-- Goal of the exercise --
From the first line to the last, give the records again exactly.

┄┄┄┄┄┄┄┄┄┄

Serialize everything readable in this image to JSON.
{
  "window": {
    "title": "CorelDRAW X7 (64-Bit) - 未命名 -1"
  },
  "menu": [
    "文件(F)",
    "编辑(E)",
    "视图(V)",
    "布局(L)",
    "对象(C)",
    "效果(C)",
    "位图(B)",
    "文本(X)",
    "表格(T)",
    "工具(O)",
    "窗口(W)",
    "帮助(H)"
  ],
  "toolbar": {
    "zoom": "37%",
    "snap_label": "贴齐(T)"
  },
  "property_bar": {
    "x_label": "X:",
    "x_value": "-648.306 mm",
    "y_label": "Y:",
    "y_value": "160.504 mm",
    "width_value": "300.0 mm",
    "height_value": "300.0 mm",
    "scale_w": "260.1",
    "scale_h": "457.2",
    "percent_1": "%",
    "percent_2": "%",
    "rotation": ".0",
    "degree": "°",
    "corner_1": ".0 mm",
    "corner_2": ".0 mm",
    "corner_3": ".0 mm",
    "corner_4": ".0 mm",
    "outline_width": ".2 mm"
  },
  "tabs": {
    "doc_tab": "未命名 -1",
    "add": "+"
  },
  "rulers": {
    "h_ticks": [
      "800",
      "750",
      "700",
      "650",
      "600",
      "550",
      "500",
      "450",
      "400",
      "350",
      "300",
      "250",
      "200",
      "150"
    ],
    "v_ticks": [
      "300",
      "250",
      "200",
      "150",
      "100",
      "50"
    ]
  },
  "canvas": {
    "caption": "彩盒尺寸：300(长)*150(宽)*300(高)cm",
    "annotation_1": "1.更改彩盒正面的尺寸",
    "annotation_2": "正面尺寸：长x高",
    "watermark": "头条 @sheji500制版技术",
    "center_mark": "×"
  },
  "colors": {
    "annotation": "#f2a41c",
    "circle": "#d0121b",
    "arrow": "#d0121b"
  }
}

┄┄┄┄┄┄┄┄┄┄

-- Completed exercise --
Serialize everything readable in this image to JSON.
{
  "window": {
    "title": "CorelDRAW X7 (64-Bit) - 未命名 -1"
  },
  "menu": [
    "文件(F)",
    "编辑(E)",
    "视图(V)",
    "布局(L)",
    "对象(C)",
    "效果(C)",
    "位图(B)",
    "文本(X)",
    "表格(T)",
    "工具(O)",
    "窗口(W)",
    "帮助(H)"
  ],
  "toolbar": {
    "zoom": "37%",
    "snap_label": "贴齐(T)"
  },
  "property_bar": {
    "x_label": "X:",
    "x_value": "-648.306 mm",
    "y_label": "Y:",
    "y_value": "160.504 mm",
    "width_value": "300.0 mm",
    "height_value": "300.0 mm",
    "scale_w": "260.1",
    "scale_h": "457.2",
    "percent_1": "%",
    "percent_2": "%",
    "rotation": ".0",
    "degree": "°",
    "corner_1": ".0 mm",
    "corner_2": ".0 mm",
    "corner_3": ".0 mm",
    "corner_4": ".0 mm",
    "outline_width": ".2 mm"
  },
  "tabs": {
    "doc_tab": "未命名 -1",
    "add": "+"
  },
  "rulers": {
    "h_ticks": [
      "800",
      "750",
      "700",
      "650",
      "600",
      "550",
      "500",
      "450",
      "400",
      "350",
      "300",
      "250",
      "200",
      "150"
    ],
    "v_ticks": [
      "300",
      "250",
      "200",
      "150",
      "100",
      "50"
    ]
  },
  "canvas": {
    "caption": "彩盒尺寸：300(长)*150(宽)*300(高)cm",
    "annotation_1": "1.更改彩盒正面的尺寸",
    "annotation_2": "正面尺寸：长x高",
    "watermark": "头条 @sheji500制版技术",
    "center_mark": "×"
  },
  "colors": {
    "annotation": "#f2a41c",
    "circle": "#d0121b",
    "arrow": "#d0121b"
  }
}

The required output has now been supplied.